• What needs to be done: Could you please output all of the data exactly, without the images?

• Materials provided:
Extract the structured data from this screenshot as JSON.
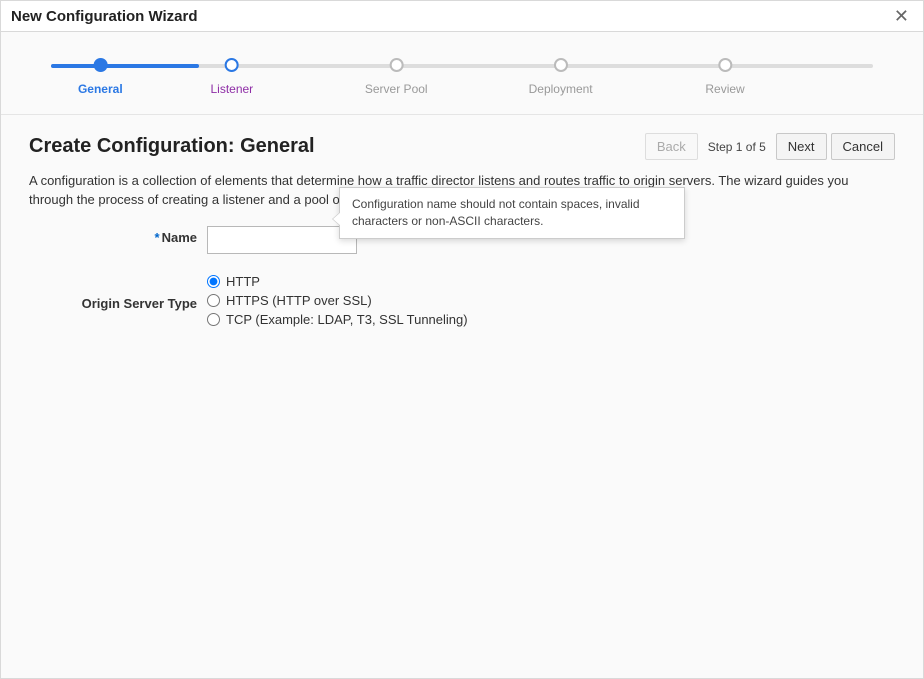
{
  "dialog": {
    "title": "New Configuration Wizard"
  },
  "wizard": {
    "steps": [
      {
        "label": "General",
        "state": "done"
      },
      {
        "label": "Listener",
        "state": "active"
      },
      {
        "label": "Server Pool",
        "state": "pending"
      },
      {
        "label": "Deployment",
        "state": "pending"
      },
      {
        "label": "Review",
        "state": "pending"
      }
    ]
  },
  "page": {
    "heading": "Create Configuration: General",
    "description": "A configuration is a collection of elements that determine how a traffic director listens and routes traffic to origin servers. The wizard guides you through the process of creating a listener and a pool of origin servers."
  },
  "nav": {
    "back": "Back",
    "stepIndicator": "Step 1 of 5",
    "next": "Next",
    "cancel": "Cancel"
  },
  "form": {
    "nameLabel": "Name",
    "nameValue": "",
    "originTypeLabel": "Origin Server Type",
    "originOptions": [
      {
        "value": "http",
        "label": "HTTP"
      },
      {
        "value": "https",
        "label": "HTTPS (HTTP over SSL)"
      },
      {
        "value": "tcp",
        "label": "TCP (Example: LDAP, T3, SSL Tunneling)"
      }
    ],
    "originSelected": "http"
  },
  "tooltip": {
    "text": "Configuration name should not contain spaces, invalid characters or non-ASCII characters."
  }
}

• Exercise solution:
Extract the structured data from this screenshot as JSON.
{
  "dialog": {
    "title": "New Configuration Wizard"
  },
  "wizard": {
    "steps": [
      {
        "label": "General",
        "state": "done"
      },
      {
        "label": "Listener",
        "state": "active"
      },
      {
        "label": "Server Pool",
        "state": "pending"
      },
      {
        "label": "Deployment",
        "state": "pending"
      },
      {
        "label": "Review",
        "state": "pending"
      }
    ]
  },
  "page": {
    "heading": "Create Configuration: General",
    "description": "A configuration is a collection of elements that determine how a traffic director listens and routes traffic to origin servers. The wizard guides you through the process of creating a listener and a pool of origin servers."
  },
  "nav": {
    "back": "Back",
    "stepIndicator": "Step 1 of 5",
    "next": "Next",
    "cancel": "Cancel"
  },
  "form": {
    "nameLabel": "Name",
    "nameValue": "",
    "originTypeLabel": "Origin Server Type",
    "originOptions": [
      {
        "value": "http",
        "label": "HTTP"
      },
      {
        "value": "https",
        "label": "HTTPS (HTTP over SSL)"
      },
      {
        "value": "tcp",
        "label": "TCP (Example: LDAP, T3, SSL Tunneling)"
      }
    ],
    "originSelected": "http"
  },
  "tooltip": {
    "text": "Configuration name should not contain spaces, invalid characters or non-ASCII characters."
  }
}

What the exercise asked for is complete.